While younger generations are more likely to relate Fonda to Ted Turner, exercise videos, and the occasional movie role, many Vietnam veterans will always see her as the woman who spit in the face of the troops. That’s why 50 former members of the military and their supporters gathered outside the Weinberg Center for the Arts on Friday night to protest Fonda’s appearance.

“Forgive? Maybe. Forget? Never,” read the signs in Frederick, Maryland. One Army veteran there to protest her appearance said that Fonda was responsible for ruining negotiations between the countries at a crucial point in the war. “She got Americans killed…and she went to Vietnam to advance her husband’s career.”

On stage, Fonda addressed the controversy. “It hurts me and it will to my grave that I made a huge, huge mistake that made a lot of people think I was against the soldiers.”

But, as the signs said outside, some things aren’t so easily forgotten.

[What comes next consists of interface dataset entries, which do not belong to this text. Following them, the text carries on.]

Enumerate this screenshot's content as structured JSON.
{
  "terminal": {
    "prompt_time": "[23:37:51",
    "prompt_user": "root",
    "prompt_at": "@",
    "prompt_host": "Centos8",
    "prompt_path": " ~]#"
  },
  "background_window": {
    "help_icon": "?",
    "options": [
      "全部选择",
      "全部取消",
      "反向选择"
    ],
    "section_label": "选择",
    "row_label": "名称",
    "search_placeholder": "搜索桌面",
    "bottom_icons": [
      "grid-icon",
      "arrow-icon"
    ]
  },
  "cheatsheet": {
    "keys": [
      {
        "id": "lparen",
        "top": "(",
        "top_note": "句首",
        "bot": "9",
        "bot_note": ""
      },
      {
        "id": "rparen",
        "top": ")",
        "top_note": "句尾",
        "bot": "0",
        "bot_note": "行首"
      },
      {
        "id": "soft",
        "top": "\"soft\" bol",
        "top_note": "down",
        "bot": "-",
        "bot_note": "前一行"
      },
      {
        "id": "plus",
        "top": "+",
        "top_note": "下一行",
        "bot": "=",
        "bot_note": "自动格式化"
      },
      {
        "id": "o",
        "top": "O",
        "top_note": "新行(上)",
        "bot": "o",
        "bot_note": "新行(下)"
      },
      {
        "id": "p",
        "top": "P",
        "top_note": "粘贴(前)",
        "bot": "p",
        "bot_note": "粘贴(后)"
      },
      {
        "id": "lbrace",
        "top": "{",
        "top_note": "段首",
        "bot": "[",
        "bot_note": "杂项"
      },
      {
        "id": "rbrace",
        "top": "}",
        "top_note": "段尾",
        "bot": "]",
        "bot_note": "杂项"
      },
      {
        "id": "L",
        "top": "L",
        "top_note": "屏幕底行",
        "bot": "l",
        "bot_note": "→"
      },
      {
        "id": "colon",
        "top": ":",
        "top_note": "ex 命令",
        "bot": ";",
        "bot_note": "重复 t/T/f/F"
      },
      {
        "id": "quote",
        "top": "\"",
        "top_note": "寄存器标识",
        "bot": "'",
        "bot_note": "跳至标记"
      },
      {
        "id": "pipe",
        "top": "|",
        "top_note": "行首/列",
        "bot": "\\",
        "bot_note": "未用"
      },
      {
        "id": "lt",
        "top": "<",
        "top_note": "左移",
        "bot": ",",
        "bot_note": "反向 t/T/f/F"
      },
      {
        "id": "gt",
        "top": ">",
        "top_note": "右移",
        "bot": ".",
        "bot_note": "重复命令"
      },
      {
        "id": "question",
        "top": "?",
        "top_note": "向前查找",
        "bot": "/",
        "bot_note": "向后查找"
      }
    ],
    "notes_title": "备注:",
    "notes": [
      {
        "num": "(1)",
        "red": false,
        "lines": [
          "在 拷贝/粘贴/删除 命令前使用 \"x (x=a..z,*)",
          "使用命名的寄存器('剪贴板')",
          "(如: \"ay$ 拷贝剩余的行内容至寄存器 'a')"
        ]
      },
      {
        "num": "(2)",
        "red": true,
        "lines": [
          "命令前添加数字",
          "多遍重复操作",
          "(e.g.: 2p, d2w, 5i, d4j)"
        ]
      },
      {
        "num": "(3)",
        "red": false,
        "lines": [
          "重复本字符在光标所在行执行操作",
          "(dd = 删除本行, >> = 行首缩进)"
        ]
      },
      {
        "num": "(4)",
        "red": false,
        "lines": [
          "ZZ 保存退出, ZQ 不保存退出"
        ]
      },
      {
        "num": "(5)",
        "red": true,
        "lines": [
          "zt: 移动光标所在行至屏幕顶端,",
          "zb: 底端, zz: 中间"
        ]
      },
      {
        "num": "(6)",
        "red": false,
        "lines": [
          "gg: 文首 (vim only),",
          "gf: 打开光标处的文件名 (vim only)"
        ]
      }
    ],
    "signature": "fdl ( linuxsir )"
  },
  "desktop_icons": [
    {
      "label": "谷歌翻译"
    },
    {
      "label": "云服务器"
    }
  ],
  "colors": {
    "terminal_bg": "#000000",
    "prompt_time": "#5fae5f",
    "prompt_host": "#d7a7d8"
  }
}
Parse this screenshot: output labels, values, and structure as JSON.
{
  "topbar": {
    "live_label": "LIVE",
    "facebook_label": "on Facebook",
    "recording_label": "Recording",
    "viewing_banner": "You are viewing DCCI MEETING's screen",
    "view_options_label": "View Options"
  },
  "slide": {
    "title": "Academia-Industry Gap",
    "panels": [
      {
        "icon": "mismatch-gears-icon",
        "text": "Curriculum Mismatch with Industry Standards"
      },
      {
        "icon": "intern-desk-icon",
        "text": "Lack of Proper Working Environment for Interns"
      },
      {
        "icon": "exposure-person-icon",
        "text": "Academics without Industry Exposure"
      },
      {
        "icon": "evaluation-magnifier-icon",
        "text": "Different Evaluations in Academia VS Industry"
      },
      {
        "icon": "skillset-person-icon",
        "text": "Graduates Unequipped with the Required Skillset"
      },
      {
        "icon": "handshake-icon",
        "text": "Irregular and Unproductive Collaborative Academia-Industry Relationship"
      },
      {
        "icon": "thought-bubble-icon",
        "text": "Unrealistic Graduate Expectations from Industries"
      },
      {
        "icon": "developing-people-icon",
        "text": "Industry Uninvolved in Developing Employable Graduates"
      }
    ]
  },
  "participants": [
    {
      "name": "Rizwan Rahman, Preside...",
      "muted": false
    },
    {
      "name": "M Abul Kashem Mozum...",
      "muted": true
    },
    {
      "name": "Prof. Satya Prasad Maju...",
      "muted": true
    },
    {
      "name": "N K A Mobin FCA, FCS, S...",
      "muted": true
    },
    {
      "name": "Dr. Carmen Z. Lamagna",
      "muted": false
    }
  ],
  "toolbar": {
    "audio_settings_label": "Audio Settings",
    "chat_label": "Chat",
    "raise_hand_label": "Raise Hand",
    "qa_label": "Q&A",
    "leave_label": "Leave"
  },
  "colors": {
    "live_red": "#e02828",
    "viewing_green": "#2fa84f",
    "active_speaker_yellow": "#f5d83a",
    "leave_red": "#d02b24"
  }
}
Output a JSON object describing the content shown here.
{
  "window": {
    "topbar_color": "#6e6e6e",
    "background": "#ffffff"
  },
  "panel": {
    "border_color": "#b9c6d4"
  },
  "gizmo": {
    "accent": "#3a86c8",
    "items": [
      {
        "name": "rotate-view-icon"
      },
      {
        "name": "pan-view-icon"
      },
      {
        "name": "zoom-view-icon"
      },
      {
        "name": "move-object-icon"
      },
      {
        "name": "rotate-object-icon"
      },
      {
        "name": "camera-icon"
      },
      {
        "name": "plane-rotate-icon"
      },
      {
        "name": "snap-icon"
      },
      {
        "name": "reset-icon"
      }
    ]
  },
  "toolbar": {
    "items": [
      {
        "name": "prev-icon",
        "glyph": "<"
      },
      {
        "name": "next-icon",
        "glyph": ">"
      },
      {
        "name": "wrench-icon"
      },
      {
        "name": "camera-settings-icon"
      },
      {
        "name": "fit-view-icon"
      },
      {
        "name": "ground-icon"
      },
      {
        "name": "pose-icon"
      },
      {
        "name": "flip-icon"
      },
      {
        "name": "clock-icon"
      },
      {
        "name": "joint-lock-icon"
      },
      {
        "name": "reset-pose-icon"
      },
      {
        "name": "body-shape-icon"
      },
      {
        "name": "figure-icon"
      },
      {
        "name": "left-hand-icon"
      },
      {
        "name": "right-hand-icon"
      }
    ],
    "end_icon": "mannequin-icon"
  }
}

And while she seems to now understand that she made a mistake in 1972, there are some mistakes for which an apology isn’t quite good enough. Hers was one of them. Protesting the war was one thing; Americans have the right to express their beliefs even when it might be considered unpopular to do so. And there are any number of reasons why we should have stayed the hell out of Vietnam.

Demonizing America and her troops in enemy territory in the middle of the war, however, is a bridge too far. That goes beyond expressing an opinion. That gives aid and comfort to the enemy. I’m not saying that Fonda should have been tried for treason, but no one should ever forget what she did. It should be brought up every time her name is mentioned. Perhaps intoned in a voice over when she’s featured in a movie. “Starring Academy Award winner Morgan Freeman, Academy Award nominee Leonardo DiCaprio, and American traitor Jane Fonda…

Does Fonda deserve to go down in history alongside Benedict Arnold? Perhaps not, but that doesn’t mean her actions should be forgotten. Every man and woman chooses for themselves what it means to be an American. Fonda made her choice. She can live with the legacy.